Mainstream economic thought plays a fundamental role in reproducing and valorising structures of power both in its disciplinary practice and in the social world it seeks to investigate. In doing so, it in effect hinders the progress of the discipline and its potentially progressive, democratising welfare implications for the real world. The nature of contradictions arising in the contemporary world – intensifying social hierarchies, their reactionary political manifestations, and pressing ecological constraints – demand from the discipline breaking of these restrictive moulds that hinder their comprehension and their resolution.
The D-Econ blog series is a collective initiative to bring together contributions from academics and activists who share the vision of decolonisation and diversification of economics. It is a positive project of enhancing scholarship that challenges the Global North-centric mainstream understanding and its universal and objective claim. It promotes a diverse community of scholars and pluralism of perspectives in order to emancipate the economic study of society from the restrictive clutches of privilege and power. It seeks to engage with a community of scholars employing a Global South-centric lens of analyses, located in marginalised social spaces, and discuss issues and concerns systematically overlooked in the discipline. In doing so it hopes to democratise participation and practice of the discipline, to better understand and overcome the intense social contradictions of the contemporary world.
The blog facilitates conversations that explore and emphasise how varied axes of power relations, such as gender, class, race, caste, colonialism, religion, and sexuality among others, affect participation in the academy, limit knowledge production, and contribute to its colonisation.

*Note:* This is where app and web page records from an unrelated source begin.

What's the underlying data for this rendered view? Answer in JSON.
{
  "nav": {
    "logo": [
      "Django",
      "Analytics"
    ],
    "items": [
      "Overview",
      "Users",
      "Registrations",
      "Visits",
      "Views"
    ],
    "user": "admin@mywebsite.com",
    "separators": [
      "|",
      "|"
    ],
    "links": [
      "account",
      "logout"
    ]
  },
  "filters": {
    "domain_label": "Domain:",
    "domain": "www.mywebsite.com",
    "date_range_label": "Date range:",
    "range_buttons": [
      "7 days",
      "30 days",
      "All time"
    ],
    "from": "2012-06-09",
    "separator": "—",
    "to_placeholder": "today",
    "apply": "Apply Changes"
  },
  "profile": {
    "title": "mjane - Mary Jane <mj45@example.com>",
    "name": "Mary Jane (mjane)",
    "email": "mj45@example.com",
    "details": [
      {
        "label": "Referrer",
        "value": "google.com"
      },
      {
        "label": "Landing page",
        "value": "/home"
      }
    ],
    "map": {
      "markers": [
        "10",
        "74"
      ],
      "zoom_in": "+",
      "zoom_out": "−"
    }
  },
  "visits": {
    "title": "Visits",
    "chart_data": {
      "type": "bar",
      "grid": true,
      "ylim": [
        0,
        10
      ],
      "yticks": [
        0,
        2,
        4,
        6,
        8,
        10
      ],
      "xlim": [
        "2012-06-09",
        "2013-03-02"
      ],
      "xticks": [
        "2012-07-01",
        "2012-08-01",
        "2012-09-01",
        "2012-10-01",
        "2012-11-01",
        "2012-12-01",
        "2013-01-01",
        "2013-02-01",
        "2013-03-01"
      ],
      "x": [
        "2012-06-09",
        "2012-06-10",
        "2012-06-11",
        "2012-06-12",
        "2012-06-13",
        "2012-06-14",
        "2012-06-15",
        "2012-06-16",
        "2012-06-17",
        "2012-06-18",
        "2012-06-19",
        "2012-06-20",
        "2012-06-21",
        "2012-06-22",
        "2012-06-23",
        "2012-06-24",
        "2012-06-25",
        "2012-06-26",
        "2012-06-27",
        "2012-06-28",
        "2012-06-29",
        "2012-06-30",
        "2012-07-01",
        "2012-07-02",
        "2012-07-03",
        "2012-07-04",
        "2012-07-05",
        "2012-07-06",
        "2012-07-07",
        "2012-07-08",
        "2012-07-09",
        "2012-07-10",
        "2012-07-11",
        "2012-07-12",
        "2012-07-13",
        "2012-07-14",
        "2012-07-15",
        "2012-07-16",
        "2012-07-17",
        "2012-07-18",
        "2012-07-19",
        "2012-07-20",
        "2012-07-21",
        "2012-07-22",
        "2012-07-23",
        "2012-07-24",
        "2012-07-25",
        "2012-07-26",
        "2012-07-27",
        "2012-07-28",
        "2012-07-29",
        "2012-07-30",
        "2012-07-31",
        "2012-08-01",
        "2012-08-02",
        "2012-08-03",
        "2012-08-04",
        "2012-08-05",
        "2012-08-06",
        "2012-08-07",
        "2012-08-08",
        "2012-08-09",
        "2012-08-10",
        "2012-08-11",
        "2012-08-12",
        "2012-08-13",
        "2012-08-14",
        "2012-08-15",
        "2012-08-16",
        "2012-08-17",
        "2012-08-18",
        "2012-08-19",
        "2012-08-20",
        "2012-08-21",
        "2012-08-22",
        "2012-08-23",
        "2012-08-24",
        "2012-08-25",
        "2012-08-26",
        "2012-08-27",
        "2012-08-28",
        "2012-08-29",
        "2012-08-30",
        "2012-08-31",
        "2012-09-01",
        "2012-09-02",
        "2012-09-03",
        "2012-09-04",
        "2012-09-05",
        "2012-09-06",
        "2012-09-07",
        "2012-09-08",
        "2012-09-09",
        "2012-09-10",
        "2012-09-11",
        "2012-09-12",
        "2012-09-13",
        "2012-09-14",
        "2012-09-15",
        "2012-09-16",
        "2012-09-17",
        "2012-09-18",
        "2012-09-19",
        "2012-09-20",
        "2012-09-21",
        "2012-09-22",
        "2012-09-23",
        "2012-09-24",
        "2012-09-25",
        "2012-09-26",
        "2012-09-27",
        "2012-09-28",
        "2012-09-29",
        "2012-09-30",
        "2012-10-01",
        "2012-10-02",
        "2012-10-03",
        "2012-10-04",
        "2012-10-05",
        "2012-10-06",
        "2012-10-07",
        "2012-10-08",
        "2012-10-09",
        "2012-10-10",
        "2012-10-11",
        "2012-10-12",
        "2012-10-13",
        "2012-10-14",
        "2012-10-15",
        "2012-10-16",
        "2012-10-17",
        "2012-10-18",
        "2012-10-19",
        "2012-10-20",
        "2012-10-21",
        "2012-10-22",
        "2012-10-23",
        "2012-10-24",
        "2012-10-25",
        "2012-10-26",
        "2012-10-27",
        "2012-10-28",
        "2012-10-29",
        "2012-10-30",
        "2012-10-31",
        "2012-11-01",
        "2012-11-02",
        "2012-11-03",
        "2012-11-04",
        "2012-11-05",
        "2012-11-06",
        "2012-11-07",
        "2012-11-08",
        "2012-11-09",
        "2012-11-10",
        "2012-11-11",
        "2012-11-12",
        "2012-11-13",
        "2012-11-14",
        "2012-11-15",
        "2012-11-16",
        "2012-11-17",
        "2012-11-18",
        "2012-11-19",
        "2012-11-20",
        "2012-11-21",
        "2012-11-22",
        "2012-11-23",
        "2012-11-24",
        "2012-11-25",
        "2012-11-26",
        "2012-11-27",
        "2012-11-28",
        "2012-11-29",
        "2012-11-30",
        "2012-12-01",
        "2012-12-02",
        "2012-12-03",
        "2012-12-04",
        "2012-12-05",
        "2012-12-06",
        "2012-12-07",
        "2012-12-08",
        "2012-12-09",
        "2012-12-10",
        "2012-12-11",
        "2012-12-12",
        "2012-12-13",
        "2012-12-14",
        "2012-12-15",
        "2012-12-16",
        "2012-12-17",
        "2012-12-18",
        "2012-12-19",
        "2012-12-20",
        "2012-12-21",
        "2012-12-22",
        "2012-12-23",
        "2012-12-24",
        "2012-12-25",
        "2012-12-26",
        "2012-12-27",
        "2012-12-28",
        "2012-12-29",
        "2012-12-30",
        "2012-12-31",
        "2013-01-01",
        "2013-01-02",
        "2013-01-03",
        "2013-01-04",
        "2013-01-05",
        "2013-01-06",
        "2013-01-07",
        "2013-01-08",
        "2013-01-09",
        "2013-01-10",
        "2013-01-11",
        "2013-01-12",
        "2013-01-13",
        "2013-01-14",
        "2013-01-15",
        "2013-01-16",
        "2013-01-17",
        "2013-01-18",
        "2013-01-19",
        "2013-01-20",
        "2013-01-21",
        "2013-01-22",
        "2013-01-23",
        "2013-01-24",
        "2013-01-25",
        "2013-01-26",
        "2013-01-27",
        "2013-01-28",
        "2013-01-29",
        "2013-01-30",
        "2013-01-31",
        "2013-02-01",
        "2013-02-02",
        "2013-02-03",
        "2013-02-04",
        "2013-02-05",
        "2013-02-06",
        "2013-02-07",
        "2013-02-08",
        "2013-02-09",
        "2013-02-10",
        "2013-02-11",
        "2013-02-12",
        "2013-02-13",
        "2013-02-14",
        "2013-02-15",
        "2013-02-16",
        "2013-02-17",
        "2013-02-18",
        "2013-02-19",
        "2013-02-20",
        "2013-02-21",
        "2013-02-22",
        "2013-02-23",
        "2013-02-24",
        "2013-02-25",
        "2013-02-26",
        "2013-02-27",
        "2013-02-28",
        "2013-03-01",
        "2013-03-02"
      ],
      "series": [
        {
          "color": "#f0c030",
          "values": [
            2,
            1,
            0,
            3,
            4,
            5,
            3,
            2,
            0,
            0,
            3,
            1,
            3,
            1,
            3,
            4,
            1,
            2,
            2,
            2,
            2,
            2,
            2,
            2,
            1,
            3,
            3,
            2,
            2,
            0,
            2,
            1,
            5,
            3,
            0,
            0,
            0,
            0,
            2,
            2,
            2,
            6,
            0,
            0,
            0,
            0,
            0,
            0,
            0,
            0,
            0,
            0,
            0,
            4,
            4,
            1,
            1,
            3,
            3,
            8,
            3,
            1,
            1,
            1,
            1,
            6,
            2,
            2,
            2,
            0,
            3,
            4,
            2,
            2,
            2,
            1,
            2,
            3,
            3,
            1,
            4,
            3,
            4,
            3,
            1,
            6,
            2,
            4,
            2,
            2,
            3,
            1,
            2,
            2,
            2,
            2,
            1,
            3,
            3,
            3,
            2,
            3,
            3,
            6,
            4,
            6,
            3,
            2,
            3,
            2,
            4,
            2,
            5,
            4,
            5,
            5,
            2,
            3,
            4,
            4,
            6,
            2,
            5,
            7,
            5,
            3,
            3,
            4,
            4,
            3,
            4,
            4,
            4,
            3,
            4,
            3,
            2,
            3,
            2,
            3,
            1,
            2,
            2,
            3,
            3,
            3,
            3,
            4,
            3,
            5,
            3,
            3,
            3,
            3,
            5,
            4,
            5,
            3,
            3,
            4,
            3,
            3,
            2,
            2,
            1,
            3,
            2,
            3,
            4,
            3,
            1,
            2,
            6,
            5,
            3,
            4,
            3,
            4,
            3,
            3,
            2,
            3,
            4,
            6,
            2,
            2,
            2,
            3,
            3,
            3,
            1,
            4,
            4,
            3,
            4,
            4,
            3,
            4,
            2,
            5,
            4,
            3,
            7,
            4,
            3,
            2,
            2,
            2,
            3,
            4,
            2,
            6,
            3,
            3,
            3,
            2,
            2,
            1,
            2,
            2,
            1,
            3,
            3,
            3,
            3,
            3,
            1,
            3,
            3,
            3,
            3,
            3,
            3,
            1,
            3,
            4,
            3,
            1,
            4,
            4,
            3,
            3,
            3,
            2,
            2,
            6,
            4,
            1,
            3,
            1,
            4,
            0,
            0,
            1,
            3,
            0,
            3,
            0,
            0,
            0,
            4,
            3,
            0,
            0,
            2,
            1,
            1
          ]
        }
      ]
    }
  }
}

Through this engagement, it seeks to enrich the economic study of society with a plurality of perspectives and methods rooted in objective realities of marginalised and oppressed communities.